* **Aim of the exercise**:
Hunt for the word "title" across the entries below, copying each line that holds it.

* **Dataset**:
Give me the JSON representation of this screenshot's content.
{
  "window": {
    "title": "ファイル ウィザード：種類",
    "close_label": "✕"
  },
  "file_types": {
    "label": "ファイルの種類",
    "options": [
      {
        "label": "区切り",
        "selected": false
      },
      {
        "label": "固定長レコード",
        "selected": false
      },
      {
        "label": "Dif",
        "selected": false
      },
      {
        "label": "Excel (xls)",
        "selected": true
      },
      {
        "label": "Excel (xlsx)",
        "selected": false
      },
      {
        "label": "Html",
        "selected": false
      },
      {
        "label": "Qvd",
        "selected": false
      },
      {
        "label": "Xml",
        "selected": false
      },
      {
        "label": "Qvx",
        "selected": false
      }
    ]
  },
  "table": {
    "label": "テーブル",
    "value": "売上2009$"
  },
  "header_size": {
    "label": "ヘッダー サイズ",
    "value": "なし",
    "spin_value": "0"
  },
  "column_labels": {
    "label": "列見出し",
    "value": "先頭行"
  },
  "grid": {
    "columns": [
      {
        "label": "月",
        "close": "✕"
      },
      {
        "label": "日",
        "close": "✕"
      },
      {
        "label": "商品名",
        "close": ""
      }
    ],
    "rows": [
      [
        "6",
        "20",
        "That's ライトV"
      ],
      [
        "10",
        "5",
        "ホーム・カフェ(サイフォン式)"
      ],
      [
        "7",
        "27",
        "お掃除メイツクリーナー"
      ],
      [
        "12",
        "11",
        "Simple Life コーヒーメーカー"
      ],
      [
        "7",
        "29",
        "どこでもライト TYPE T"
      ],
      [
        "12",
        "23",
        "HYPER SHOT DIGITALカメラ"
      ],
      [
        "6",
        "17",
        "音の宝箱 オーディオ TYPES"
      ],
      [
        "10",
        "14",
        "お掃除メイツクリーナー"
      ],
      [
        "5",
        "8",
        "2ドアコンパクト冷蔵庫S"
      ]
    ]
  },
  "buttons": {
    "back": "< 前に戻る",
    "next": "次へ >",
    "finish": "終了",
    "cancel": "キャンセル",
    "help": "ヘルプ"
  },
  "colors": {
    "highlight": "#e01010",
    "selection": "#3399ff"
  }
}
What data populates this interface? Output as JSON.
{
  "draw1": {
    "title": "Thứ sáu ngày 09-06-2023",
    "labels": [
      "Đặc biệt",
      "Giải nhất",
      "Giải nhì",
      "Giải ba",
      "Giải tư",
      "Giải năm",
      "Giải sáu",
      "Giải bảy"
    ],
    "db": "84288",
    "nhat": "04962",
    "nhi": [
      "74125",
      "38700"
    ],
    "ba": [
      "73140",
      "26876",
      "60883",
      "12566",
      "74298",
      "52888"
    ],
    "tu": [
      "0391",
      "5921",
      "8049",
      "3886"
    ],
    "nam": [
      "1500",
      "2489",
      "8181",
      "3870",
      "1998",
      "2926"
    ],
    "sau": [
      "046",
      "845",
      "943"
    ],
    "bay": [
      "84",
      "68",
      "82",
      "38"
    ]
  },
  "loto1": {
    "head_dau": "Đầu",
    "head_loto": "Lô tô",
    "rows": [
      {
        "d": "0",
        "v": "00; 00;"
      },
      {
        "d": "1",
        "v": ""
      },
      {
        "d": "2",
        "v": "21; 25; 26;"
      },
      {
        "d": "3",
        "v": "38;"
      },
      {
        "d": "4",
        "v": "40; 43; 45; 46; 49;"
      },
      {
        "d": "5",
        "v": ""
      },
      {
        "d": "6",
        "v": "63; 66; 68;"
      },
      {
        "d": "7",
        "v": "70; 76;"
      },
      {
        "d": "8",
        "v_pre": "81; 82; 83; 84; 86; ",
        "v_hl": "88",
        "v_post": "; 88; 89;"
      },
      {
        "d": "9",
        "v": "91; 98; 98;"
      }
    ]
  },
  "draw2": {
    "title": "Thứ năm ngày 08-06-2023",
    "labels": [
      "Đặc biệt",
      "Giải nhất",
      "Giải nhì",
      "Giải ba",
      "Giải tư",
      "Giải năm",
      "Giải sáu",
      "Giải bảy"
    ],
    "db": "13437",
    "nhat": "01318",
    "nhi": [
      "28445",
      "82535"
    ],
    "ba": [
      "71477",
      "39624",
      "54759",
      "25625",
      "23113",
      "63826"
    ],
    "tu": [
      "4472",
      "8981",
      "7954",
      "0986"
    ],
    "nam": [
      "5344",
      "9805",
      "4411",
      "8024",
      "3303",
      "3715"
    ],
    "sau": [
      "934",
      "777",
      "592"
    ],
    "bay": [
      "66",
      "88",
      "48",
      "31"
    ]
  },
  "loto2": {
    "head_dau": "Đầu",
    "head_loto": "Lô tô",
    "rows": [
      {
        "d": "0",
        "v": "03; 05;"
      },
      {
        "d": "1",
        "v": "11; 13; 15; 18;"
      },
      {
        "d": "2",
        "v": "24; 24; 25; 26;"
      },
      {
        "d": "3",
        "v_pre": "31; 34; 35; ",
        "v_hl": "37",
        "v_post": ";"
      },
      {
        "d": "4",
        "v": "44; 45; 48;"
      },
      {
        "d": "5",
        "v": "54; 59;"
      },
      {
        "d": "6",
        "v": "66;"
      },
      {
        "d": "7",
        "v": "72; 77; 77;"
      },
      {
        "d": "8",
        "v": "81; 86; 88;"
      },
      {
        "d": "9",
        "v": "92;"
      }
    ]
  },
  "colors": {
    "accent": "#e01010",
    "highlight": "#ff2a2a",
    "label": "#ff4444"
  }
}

* **Exercise output**:
    "title": "ファイル ウィザード：種類",
    "title": "Thứ sáu ngày 09-06-2023",
    "title": "Thứ năm ngày 08-06-2023",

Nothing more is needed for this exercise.